Goal of the exercise: Wherever "image" occurs in the entries, copy the line that holds it.

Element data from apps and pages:

§ §

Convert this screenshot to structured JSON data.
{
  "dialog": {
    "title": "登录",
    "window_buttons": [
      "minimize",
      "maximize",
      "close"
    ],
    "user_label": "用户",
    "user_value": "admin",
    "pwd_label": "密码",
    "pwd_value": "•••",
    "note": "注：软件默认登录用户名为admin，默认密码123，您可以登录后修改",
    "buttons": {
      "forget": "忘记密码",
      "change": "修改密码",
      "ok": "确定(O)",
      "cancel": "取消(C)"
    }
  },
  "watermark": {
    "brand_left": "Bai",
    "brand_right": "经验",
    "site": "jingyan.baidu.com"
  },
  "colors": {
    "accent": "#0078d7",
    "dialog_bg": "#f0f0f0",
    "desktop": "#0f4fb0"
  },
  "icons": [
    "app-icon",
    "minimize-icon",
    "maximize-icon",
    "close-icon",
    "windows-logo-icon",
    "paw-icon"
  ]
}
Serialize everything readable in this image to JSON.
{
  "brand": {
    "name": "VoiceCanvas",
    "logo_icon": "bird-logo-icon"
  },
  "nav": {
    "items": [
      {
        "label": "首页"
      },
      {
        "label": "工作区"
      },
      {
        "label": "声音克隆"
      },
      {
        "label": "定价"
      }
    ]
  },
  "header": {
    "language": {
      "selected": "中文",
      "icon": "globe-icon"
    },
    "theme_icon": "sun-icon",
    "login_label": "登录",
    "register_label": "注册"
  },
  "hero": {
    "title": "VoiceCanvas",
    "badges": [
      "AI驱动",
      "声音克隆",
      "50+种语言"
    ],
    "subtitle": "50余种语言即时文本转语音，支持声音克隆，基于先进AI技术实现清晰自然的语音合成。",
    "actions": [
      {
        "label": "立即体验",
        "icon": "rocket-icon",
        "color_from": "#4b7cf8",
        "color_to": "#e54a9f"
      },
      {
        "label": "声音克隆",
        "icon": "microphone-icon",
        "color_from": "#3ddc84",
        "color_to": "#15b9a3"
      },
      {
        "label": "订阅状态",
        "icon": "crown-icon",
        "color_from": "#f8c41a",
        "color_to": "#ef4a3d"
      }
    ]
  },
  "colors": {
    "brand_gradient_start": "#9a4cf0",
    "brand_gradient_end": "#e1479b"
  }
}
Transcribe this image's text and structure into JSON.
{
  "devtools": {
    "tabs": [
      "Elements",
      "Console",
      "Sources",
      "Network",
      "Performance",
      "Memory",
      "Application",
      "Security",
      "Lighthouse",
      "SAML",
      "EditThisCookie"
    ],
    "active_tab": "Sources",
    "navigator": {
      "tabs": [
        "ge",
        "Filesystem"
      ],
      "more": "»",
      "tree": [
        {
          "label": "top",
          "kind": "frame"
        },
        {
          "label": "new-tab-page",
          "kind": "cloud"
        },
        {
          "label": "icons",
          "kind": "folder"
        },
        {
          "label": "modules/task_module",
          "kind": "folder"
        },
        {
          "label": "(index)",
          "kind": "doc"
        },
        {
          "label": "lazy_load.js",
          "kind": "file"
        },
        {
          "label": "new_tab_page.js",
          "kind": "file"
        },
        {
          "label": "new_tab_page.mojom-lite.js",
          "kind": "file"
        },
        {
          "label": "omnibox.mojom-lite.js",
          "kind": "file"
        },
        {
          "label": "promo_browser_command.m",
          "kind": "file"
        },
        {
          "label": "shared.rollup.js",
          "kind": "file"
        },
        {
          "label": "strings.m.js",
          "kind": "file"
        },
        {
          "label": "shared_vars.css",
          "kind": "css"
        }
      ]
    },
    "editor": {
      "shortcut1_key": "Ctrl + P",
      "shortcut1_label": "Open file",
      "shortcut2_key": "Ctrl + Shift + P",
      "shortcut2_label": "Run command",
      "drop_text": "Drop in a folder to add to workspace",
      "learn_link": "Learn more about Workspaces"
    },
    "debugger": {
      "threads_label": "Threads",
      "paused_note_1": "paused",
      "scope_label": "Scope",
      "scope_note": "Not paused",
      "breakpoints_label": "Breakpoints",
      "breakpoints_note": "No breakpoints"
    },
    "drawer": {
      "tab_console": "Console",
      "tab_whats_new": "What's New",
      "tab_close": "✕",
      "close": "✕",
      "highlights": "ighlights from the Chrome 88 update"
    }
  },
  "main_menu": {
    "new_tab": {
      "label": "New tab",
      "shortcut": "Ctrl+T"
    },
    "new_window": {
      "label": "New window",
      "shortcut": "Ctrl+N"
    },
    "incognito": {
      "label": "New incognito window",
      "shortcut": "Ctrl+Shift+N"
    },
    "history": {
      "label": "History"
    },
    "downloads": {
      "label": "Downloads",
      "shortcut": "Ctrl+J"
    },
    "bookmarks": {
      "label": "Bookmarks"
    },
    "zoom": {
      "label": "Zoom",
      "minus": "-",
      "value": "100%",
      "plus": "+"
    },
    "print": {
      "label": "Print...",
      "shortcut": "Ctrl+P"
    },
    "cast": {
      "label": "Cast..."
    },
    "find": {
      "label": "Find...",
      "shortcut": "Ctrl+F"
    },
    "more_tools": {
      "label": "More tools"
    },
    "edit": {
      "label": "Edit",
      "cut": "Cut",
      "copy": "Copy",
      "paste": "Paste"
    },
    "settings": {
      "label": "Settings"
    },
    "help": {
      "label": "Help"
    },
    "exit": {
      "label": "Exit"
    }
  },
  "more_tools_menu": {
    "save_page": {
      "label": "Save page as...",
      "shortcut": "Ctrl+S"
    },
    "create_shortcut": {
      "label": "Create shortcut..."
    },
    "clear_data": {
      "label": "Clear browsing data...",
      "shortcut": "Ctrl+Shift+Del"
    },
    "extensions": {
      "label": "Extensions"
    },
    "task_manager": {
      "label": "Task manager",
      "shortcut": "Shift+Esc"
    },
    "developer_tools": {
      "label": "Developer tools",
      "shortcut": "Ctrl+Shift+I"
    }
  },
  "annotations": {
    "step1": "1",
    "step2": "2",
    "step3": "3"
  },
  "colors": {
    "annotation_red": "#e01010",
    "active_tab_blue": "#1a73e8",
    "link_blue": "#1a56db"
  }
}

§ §

Output of the task:
Serialize everything readable in this image to JSON.
Transcribe this image's text and structure into JSON.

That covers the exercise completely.